As a child, I had this strong desire to become a hobo. No joke. I would confidently say to people all the time, especially to my mama that, “one day, I’m gonna be a hobo.” She would never attempt to crush my dreams, either – matter of fact, she would reinforce them with stories of how my great-grandfather frequently “rode the rails.”
I specifically remember, as a teen, having a dream one night that I was doing just that. It was exhilarating – the feeling of the wind in my makeup-less face as the changing terrain sped by in a mesmerizing blur. I awoke feeling high and even more certain that, one day, I would be a hobo. Perhaps these lowly aspirations were fueled by a sense of wanderlust that I’ve never quite been able to rid myself of – not that I want to.
The free-spirited thought of becoming a hobo and also of possessing wanderlust brings another idea to mind, one that I have been toying with regularly these days. What if I am not meant to “settle down,” to live a domestic life, to be married or committed to anyone in this lifetime? The reason I pose this question is not because it frightens me but more because it fascinates me.
I think back to all of my serious relationships and then in contrast to the times that I was single. I examine all of the space, the habits and the time that we both willingly gave up to please another human being and then I contemplate on my present situation as a twenty-nine year old, independent, single female with two cats and a lovely one-bedroom apartment, living in the great city of Los Angeles. I have never felt more free, more of a strong, beautiful and confident woman than I do right now. This has got to say something about the relationships I have been in, right? Or maybe not – maybe it has everything to do with the fact that I am meant to be just as I am right now in order for my soul to be pleased? The forever hopeless romantic might quip, “You just haven’t met the right one” to which I would respond that I’ve met all of the right ones. I believe that the people that come into our lives all come with a purpose whether it be to teach us a lesson and vice versa or make our lives a living hell, which also, unfortunately, comes with its own bitter lesson.

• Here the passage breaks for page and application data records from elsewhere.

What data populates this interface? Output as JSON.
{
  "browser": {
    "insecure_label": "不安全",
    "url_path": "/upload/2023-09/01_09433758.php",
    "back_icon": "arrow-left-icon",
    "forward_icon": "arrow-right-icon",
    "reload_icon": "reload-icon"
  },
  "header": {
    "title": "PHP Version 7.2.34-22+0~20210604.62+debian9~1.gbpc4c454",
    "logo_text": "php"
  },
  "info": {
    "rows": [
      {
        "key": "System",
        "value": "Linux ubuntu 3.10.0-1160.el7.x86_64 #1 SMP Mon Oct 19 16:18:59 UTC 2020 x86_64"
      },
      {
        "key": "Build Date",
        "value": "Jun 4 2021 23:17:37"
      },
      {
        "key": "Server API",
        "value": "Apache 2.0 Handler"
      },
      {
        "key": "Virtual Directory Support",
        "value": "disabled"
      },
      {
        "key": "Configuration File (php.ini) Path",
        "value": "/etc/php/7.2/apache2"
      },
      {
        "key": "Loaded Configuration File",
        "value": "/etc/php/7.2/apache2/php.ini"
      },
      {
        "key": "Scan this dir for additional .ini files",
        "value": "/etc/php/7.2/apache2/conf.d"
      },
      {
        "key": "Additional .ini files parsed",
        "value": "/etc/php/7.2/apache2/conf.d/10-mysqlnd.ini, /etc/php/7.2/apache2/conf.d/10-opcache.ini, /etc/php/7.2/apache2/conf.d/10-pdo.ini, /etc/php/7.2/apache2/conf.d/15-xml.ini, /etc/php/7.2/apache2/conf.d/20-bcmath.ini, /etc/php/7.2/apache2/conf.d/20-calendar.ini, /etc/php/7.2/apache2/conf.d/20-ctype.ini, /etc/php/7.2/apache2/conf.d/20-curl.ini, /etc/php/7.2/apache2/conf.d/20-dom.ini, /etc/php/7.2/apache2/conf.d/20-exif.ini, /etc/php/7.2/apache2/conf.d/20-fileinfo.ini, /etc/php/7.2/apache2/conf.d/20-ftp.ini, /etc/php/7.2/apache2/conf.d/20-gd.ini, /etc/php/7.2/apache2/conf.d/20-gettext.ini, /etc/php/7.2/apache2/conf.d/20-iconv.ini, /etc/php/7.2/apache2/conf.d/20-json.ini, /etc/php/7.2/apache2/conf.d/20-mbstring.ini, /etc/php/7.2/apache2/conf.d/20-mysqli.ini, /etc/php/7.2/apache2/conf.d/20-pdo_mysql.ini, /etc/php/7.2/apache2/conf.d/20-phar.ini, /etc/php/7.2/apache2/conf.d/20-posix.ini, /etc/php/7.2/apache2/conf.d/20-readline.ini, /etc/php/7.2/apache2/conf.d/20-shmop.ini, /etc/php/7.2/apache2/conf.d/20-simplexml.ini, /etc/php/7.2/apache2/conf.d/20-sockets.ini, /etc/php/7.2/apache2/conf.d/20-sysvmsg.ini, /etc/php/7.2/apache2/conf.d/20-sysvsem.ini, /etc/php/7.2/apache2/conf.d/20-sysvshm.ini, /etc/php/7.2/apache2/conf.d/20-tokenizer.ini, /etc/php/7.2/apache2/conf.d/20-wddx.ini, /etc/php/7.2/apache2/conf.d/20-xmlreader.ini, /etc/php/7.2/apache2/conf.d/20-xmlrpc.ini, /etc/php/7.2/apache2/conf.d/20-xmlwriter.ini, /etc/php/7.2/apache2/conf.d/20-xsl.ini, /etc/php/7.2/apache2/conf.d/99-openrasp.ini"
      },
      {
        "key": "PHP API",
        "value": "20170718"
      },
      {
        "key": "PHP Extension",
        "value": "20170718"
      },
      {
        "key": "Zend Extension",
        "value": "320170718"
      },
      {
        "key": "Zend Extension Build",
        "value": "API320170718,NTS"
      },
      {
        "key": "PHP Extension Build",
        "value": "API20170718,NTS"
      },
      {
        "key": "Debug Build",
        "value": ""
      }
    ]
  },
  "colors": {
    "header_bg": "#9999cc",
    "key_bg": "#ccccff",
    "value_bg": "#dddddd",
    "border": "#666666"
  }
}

There is only one past relationship that comes to mind as I meditate on a life of hobodom (yes, I made that word up) that doesn’t bring me great anxiety or make me emphatically say, “I could never be with that person again.” I was twenty-one years old, sipping on a boozy cosmopolitan, innocently sitting at the bar of what would become one of my favorite restaurants in the Miracle Mile district of LA. My friend was aggressively flirting with the jerky bartender and I was lost in my own inner, mindful ramblings, enjoying the amount of alcohol I was ingesting from my third cocktail of the evening. That’s when he caught my eye and it was a scene right out of a movie. We just stared and stared for what felt like minutes – it was as if some magical force super glued my eyes to his and I felt my body slowly melting into my bar stool. It was the first time someone’s stare didn’t make me want to punch him in the face or reply with attitude, rhetorically asking, “Can I help you?”
Four years later, that captivating man that I rarely ever speak of, that will always hold a very special place in my heart, sung this song to me during the wee hours of the morning. As he gently kissed my cheek, my neck, my shoulder, he whispered, “And I told you to be patient, and I told you to be fine, and I told you to be balanced and I told you to be kind…”
And the rest is history…